• _The task_: Copy every line that contains the string "беспроводной" from the entries below.

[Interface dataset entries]
= = =

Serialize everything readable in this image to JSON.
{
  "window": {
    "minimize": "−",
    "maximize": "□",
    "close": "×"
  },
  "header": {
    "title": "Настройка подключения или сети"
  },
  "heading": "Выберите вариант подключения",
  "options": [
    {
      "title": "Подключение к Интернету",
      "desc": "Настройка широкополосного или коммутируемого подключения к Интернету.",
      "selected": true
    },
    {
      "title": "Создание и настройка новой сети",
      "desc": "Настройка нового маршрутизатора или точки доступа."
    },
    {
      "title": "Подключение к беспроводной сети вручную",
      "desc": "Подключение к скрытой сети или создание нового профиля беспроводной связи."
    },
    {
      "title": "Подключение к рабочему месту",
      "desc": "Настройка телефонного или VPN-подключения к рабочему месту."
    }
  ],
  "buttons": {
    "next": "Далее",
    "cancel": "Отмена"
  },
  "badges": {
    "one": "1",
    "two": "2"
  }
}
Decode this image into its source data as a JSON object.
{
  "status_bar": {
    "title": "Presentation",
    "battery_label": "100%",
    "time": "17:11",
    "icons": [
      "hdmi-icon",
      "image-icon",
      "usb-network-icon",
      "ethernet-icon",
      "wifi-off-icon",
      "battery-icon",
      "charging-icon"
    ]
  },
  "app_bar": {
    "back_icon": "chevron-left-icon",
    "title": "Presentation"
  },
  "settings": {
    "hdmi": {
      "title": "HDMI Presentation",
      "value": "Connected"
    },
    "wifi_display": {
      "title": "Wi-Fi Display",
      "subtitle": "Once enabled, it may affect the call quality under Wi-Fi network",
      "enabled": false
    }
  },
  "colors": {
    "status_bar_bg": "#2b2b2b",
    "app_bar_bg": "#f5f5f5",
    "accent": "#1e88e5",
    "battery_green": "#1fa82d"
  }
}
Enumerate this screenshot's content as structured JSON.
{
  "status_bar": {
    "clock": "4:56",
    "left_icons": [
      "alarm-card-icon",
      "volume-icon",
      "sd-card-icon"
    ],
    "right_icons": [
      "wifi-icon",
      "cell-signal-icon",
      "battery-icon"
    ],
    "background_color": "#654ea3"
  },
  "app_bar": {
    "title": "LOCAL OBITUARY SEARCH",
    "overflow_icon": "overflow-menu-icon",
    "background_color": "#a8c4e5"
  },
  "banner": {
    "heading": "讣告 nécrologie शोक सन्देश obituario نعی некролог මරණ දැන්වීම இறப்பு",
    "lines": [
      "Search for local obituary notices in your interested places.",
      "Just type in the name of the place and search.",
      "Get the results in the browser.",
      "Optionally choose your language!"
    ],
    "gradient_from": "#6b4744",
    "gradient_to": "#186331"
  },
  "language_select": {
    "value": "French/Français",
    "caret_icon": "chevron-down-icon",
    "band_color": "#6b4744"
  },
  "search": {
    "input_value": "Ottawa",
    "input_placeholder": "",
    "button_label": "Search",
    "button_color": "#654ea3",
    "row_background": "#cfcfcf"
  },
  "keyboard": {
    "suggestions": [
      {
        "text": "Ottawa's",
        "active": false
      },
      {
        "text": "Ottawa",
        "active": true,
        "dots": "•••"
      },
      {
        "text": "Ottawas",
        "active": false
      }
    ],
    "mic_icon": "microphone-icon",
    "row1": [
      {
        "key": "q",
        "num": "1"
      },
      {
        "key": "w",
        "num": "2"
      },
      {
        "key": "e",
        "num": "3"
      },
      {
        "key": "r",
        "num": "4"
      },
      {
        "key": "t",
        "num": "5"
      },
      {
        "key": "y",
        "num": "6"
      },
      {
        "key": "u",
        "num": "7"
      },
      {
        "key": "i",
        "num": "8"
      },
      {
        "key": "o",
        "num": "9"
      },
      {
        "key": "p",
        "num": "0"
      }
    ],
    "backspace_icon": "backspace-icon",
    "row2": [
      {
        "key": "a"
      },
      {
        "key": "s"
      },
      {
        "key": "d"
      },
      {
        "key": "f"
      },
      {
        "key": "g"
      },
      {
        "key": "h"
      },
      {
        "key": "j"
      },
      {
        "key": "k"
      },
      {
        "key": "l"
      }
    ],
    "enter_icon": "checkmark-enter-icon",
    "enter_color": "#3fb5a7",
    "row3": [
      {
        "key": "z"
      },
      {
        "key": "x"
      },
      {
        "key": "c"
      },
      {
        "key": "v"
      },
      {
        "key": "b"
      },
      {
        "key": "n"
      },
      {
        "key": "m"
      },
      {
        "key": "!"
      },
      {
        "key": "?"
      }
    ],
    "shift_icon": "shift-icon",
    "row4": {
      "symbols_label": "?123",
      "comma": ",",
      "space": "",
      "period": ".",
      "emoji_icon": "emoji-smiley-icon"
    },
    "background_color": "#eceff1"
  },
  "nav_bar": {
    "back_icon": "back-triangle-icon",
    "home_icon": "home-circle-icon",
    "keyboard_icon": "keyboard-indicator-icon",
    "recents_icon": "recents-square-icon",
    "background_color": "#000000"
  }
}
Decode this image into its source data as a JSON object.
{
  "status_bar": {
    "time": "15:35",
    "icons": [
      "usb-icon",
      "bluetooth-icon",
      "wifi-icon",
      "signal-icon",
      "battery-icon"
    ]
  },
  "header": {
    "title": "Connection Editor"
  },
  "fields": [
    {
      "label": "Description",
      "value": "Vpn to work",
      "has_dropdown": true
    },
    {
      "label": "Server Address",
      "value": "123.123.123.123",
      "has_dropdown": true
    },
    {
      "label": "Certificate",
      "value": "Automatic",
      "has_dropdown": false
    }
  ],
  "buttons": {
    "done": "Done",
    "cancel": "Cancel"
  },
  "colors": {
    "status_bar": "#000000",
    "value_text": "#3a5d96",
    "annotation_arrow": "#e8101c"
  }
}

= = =

• _Solution for this problem_:
      "title": "Подключение к беспроводной сети вручную",
      "desc": "Подключение к скрытой сети или создание нового профиля беспроводной связи."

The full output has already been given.